Car manufacturer General Motors Holden (GM) yesterday announced that 500 jobs would be axed from its plants in Australia, blaming the strength of the local dollar for squeezing sales.
Of the job cuts, 400 will be made in Adelaide, where production will be scaled back from 400 cars a day to 335.
Another 100 jobs will go among product development staff in Melbourne.
“This is a very difficult decision because people and their families are involved,” chairman Mike Devereux said. “But to protect the long-term future of Holden we have been forced to take these actions and this restructure will better align Holden with projected future volume and workload.”
The company said the cuts were “due primarily to a reduction in demand for the locally made Cruze small car led by a high Australian dollar, combined with one of the most open and competitive car markets in the world.”
“The appreciation of the currency means that making things in this country is 60 percent more expensive than it was 10 years ago. The currency is the strongest it’s been in more than 30 years,” Devereux said.
“We have made significant productivity gains, but are witnessing a structural shift in the Australian market which favors importers due to a sustained high Australian dollar and extremely low tariffs. This perfect storm of economic conditions has put intense pressure on the local industry,” he said.
The GM subsidiary, which employs about 4,000 people in Australia, last year slashed its workforce by about 170, again citing a strong Australian dollar and slow car sales.
The government, which handed Holden a A$275 million (US$285 million) lifeline last year to keep its plants open amid fears it would pull out of Australia, said it was disappointed with the news.

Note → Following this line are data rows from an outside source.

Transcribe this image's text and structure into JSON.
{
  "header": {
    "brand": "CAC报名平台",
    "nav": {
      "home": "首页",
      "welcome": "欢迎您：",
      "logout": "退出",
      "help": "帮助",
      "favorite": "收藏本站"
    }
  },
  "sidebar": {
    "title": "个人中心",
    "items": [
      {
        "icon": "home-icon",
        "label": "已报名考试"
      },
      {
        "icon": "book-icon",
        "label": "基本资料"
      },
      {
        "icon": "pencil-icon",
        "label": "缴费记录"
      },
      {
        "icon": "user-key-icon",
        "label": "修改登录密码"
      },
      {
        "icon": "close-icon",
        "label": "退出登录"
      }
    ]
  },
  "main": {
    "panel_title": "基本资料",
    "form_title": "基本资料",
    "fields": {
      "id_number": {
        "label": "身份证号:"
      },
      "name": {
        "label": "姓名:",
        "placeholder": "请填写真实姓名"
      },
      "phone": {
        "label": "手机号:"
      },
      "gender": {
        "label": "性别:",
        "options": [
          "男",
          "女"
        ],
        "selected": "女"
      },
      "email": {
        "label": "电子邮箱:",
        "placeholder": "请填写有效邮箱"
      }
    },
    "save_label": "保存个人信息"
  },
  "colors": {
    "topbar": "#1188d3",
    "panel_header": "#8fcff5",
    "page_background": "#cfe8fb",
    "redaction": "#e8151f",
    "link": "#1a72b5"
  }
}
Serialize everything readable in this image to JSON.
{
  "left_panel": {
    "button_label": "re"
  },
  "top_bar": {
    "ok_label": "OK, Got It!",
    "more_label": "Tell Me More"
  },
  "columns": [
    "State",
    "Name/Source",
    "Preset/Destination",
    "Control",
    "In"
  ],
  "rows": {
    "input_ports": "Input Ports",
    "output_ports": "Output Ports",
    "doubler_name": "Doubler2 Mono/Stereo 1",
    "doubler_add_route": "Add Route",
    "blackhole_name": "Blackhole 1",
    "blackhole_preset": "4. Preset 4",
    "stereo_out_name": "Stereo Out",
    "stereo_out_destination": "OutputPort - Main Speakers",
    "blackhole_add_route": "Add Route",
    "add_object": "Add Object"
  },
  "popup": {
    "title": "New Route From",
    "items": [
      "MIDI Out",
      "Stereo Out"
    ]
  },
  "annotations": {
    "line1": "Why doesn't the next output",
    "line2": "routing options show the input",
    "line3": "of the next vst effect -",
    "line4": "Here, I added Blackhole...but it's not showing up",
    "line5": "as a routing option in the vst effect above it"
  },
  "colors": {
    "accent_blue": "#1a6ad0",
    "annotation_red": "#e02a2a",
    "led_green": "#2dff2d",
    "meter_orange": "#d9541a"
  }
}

“The Gillard government remains committed to the Australian automotive sector and the manufacturing sector more broadly,” acting Australian Minister for Climate Change, Industry and Innovation Gary Gray said.
“Car manufacturing is an integral part of the Australian economy, with about 250,000 people employed in the sector and associated industries,” he added.
Australia’s auto industry is struggling with the effects of the high local dollar, which has traded near or above parity with the greenback for more than two years, squeezing exports and compounding rising production costs.
Though Australia did not go into recession during the global financial crisis, domestic confidence has failed to return to pre-crisis levels, also hitting car sales.